In secondary schools, historical perspectives are rarely integrated into science pedagogy. For example, the structure and function of DNA, Mendelian genetics, and evolution, are usually taught in that order (if, indeed, evolution is taught at all), and not necessarily as part of an integrated sequence that makes sense of how these three levels of analysis of organisms and their individual and phylogenetic histories fit together. Moreover, students do not learn how scientists actually figured out these highly complex problems; rather, they are presented as though sprung fully-formed from the forehead of Minerva (or, rather, from the foreheads of the cartoonish Darwin, Mendel, and Watson and Crick featured in inset boxes in textbooks, albeit in much the same Jovian fashion).

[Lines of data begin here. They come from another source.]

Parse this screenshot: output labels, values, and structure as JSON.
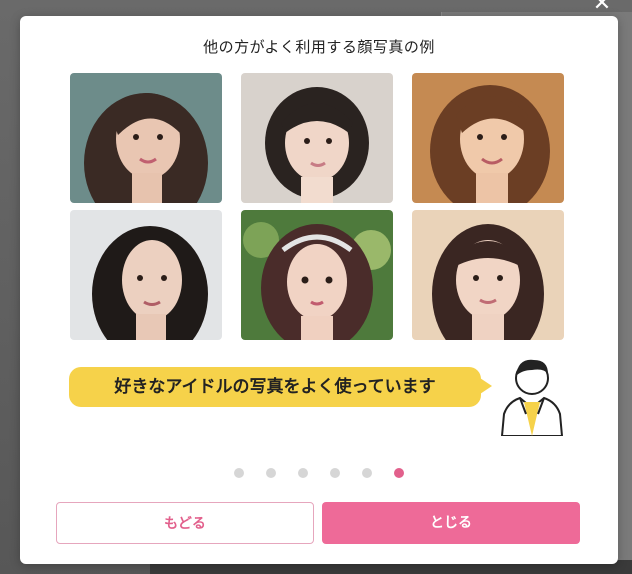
{
  "modal": {
    "title": "他の方がよく利用する顔写真の例",
    "photos": [
      {
        "label": "example-face-1"
      },
      {
        "label": "example-face-2"
      },
      {
        "label": "example-face-3"
      },
      {
        "label": "example-face-4"
      },
      {
        "label": "example-face-5"
      },
      {
        "label": "example-face-6"
      }
    ],
    "speech_bubble": "好きなアイドルの写真をよく使っています",
    "pagination": {
      "total": 6,
      "current": 6
    },
    "buttons": {
      "back": "もどる",
      "close": "とじる"
    }
  },
  "overlay": {
    "close_glyph": "✕"
  },
  "colors": {
    "accent": "#ee6a98",
    "bubble": "#f6d24a",
    "dot_active": "#e2608c",
    "dot_inactive": "#d6d6d6"
  }
}
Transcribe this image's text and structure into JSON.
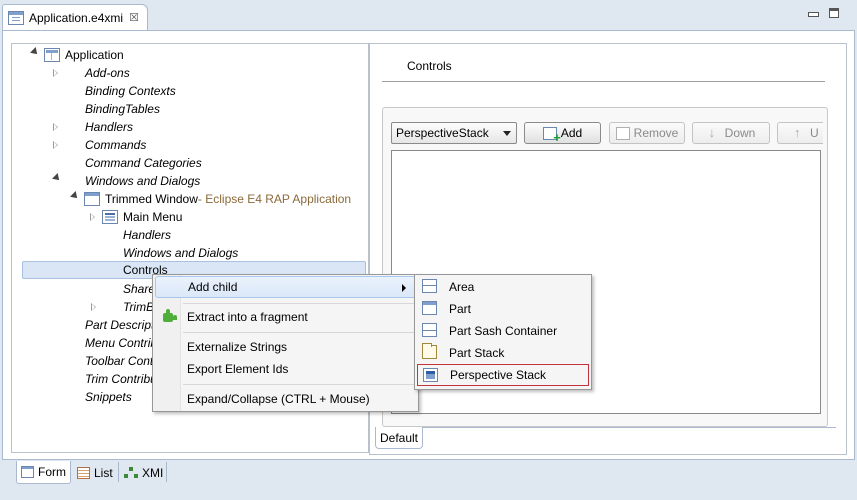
{
  "editor": {
    "tab_title": "Application.e4xmi",
    "close_glyph": "☒"
  },
  "tree": {
    "items": [
      {
        "label": "Application",
        "icon": "application-icon",
        "state": "expanded"
      },
      {
        "label": "Add-ons",
        "state": "collapsed"
      },
      {
        "label": "Binding Contexts"
      },
      {
        "label": "BindingTables"
      },
      {
        "label": "Handlers",
        "state": "collapsed"
      },
      {
        "label": "Commands",
        "state": "collapsed"
      },
      {
        "label": "Command Categories"
      },
      {
        "label": "Windows and Dialogs",
        "state": "expanded"
      },
      {
        "label": "Trimmed Window",
        "suffix": " - Eclipse E4 RAP Application",
        "icon": "window-icon",
        "state": "expanded"
      },
      {
        "label": "Main Menu",
        "icon": "menu-icon",
        "state": "collapsed"
      },
      {
        "label": "Handlers"
      },
      {
        "label": "Windows and Dialogs"
      },
      {
        "label": "Controls",
        "selected": true
      },
      {
        "label": "Shared"
      },
      {
        "label": "TrimBa",
        "state": "collapsed"
      },
      {
        "label": "Part Descripto"
      },
      {
        "label": "Menu Contribu"
      },
      {
        "label": "Toolbar Contri"
      },
      {
        "label": "Trim Contribu"
      },
      {
        "label": "Snippets"
      }
    ]
  },
  "details": {
    "title": "Controls",
    "combo_value": "PerspectiveStack",
    "add_label": "Add",
    "remove_label": "Remove",
    "down_label": "Down",
    "up_label": "U",
    "default_tab": "Default"
  },
  "context_menu": {
    "add_child": "Add child",
    "extract": "Extract into a fragment",
    "externalize": "Externalize Strings",
    "export_ids": "Export Element Ids",
    "expand_collapse": "Expand/Collapse (CTRL + Mouse)"
  },
  "submenu": {
    "items": [
      "Area",
      "Part",
      "Part Sash Container",
      "Part Stack",
      "Perspective Stack"
    ]
  },
  "bottom_tabs": {
    "form": "Form",
    "list": "List",
    "xmi": "XMI"
  }
}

While at the MPIWG, Abigail Lustig drafted official syllabuses for the European Schools courses in Integrated Science (school years 6–8) and biology (years 9–10), integrating historical approaches into an inquiry-based pedagogy, so that students can, in part, re-enact original processes of discovery and understanding. For example, in biology, students will use both historical sources and laboratory inquiry to understand natural selection by way of variation and the struggle for existence; elementary genetics by way of Mendel’s original breeding experiments and data, including the technical experience of selective plant breeding, and DNA structure through modelling and Rosalind Franklin’s X-ray crystallography data. The experience of science as a social activity rooted in historical norms, and continuous epistemological discussion about evidence and theories in science, is integral to the sequences.
The finalized syllabuses will be submitted to approval by the Joint Teaching Committee and the Board of Governors of the European Schools in February, 2019, and, on approval, will come into force in September, 2019.